Launching any type of business—especially in food—is exhilarating, exhausting, and endlessly surprising, but the more that you know when you start up, the better. Here’s some advice from friends and clients of Good Egg Marketing.
1. Anticipate the Unanticipated
“Think about how you’ll track revenue and expenses before you launch,” says Julia Shanks, founder/owner of Julia Shanks Food Consulting. “Sooner or later, you may need to make some adjustments. What if you find out that what you expected to sell doesn’t, your ‘loss-leader’ is selling like hotcakes, and expenses are way over projections? Should you adjust your pricing? Find a less expensive supplier? Change your product mix?” If you have a good bookkeeping system in place, Shanks says, it will be easier to figure out what to do.
“So much of starting a business is improvisation,” says Marla Feldman, co-founder of EnerChi Bites, a healthy, tasty snack that comes in bite-sized portions. “But we wish we’d known how expensive it is to get food certifications like Kosher, non-GMO, and gluten-free.” She adds, “Having these certifications will dictate how much shelf space we get at many of our target retailers, so they’ve become a necessity in the food industry.”
“I wish I’d known how many licenses you need to produce a food product,” says Debra Bonnefin, founder/owner of Rockin’ Rubs spice rubs. “After I thought I’d done everything, I found out I needed a California “Processed Food Registration” (PFR) and it takes months to get it.” She advises, “Before you start your business, find what you need to do at the city, county, state, and federal levels and the ideal sequence to follow.”
2. Buy a Lot of Hats
The biggest challenge in starting my business has been wearing so many hats!” says Laurel Valchuis, founder/owner of Al FreshCo, which makes quick-cooking meal kits from locally sourced, seasonal food. “Figuring out how to describe an innovative product in a way that tells our story and stays true to our mission, while juggling production, managing costs, scaling up, maintaining quality, and dealing with permitting issues is never boring.” Valchuis has solved the problem of how to be practically everywhere at once by selling and distributing some of her meal kits by tricycle.

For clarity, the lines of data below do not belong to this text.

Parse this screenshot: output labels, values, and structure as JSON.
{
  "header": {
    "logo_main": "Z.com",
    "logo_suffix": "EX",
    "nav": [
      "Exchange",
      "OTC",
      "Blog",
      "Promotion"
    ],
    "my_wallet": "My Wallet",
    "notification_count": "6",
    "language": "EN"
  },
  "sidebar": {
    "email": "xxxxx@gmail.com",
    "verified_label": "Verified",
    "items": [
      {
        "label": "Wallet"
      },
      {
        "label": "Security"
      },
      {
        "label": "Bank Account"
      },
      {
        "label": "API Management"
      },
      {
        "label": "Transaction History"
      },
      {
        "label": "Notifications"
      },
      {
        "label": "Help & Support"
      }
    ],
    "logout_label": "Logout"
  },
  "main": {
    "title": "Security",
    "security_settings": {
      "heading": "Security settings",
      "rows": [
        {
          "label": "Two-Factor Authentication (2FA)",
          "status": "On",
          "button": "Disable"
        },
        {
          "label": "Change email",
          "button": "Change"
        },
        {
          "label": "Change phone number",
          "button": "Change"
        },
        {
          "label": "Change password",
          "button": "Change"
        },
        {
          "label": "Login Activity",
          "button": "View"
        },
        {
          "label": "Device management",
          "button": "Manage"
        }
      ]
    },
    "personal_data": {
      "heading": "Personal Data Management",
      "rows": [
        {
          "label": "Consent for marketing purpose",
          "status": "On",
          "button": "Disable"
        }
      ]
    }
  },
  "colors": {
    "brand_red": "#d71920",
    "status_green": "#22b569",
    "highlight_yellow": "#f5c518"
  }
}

Balancing roles has also been a challenge for Marla Feldman, at EnerChi Bites. “Once the fun part (the initial recipe development) is over, you have to juggle all the different tasks–such as logo and package design, ingredient sourcing, marketing, event coordination, and managing sales and accounts–while you’re short-staffed and working other jobs.”
3. Get a Little Help from a Pro
Even if you pride yourself on being a great project manager, salesperson, marketer, product developer, bookkeeper and photographer, I believe that as a business owner, you should focus on doing the things that are the heart and soul of your business that only you can do and outsource other tasks to other people. For example, when I started Good Egg Marketing, I tried to manage my finances on my own. When I realized I was doing a lousy job, I hired Julia Shanks Food Consulting to get me set up and trained to use QuickBooks. Not only has it helped me get on track, it was surprisingly affordable. (FYI, Julia offers many free or inexpensive tools and templates on her website to help you start and manage your business.)
There are plenty of other free resources out there, such as the U.S. Small Business Administration, SCORE, and state, local and university business development centers. If you’re in the food business, culinary incubators like The Hood Kitchen Space in Orange County or Crop Circle Kitchen in Boston, or coworking spaces like Boston’s Food Loft are great places to get advice, support, and inspiration.
Get what you can for free, but if a professional can do it faster or better than you, get help! For example, Debra Bonnefin decided to build the Rockin’ Rubs website herself, using the free web creation site, Wix. She did a terrific job, but part of the reason that her site looks so good is that she hired culinary food photographer Alan De Herrera to shoot her products.